Slain missionary's daughter inspires new generation
Published 28 August 2012
It has been 56 years since Valerie Elliot Shepard's father died trying to share the gospel with a tribe of Ecuadorian Indians.
Jim Elliot was killed by the Auca Indians alongside four of his Wheaton College classmates but the brutality of the tribe did not stop Jim's daughter and wife from living with the very people who had killed him.
The tribe came to accept Jesus, and a new understanding of the love of God caused them to abandon their violent ways.
Now Valerie wants to share the experience of her unique jungle childhood amidst the Waodani people.
Her story is told through the curious eyes of a child in her new children's book, Pilipinto's Happiness: The Jungle Childhood of Valerie Elliot.
The book is out on 8 October, the 85th anniversary of Jim Elliot's birth.
The story begins two years before her father's murder and depicts in colourful detail how the Indians, their language, and even the dangerous jungle elements created a delightful playground for learning to trust God's hand and to respect the simplest of His gift.
She describes the jungle surroundings where she walked, climbed, and fluttered around for five years as "Pilipinto", which means "butterfly" - the Indians' nickname for her.
"The gift to me, and what mother and God taught me, was the principle of being perfectly content," she shares.
"God puts us in all kinds of situations as we are growing up. My situation was unusual, amazing, and simple.
"There is an awful discontentment among young people.
"I do look at the youth culture and just feel only the Lord can bring about a heart contented with simple pleasures and gifts from the Lord."
In addition to being content, Shephard hopes young people will take away the book's lessons about simple living, faithfulness in adversity, and true heroism.
"Because my parents prayed and hoped to bring Indians to the Lord, when my father was killed my mother had no plan or immediate thought she should leave Ecuador," Shepard remarked.

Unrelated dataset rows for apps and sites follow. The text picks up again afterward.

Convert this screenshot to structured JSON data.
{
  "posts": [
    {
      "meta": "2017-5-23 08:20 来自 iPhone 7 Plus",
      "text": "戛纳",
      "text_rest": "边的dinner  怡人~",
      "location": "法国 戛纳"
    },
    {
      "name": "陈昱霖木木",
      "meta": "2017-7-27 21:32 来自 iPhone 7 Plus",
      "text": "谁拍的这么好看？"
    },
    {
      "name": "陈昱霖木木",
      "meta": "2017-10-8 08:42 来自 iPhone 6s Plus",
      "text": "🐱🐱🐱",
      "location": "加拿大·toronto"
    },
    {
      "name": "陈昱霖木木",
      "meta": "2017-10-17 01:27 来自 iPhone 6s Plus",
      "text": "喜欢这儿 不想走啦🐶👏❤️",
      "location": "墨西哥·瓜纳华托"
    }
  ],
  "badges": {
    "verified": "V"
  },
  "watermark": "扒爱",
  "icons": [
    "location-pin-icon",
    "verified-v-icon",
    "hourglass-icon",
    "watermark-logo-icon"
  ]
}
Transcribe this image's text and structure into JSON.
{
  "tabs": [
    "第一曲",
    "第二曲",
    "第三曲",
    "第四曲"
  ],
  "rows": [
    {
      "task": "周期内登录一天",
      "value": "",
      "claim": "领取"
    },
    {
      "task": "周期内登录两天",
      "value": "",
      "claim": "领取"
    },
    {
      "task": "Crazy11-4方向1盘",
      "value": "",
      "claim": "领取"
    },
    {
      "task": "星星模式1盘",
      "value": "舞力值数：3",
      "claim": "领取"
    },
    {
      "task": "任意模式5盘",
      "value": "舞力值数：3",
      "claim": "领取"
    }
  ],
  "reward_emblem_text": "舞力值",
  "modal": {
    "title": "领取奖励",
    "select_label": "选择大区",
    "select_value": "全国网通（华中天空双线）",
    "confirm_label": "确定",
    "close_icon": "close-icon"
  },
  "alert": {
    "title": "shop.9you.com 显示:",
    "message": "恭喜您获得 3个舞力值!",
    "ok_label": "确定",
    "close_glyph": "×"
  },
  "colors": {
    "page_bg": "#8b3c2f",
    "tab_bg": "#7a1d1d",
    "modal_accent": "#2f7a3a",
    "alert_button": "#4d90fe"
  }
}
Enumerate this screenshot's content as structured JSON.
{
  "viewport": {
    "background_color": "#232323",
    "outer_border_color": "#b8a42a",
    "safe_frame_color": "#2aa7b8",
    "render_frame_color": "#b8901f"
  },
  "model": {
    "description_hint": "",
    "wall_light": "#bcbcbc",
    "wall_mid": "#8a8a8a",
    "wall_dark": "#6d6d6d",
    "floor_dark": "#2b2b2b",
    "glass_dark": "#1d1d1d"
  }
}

"Human fears would flood her mind, but verses from Scripture gave her peace and assurance we would be taken care of.
"Mother continued to work with the Indians and continued to pray for them. And the more that she prayed for them, the greater her love grew for these people in need of a Saviour."
More news from the world (section)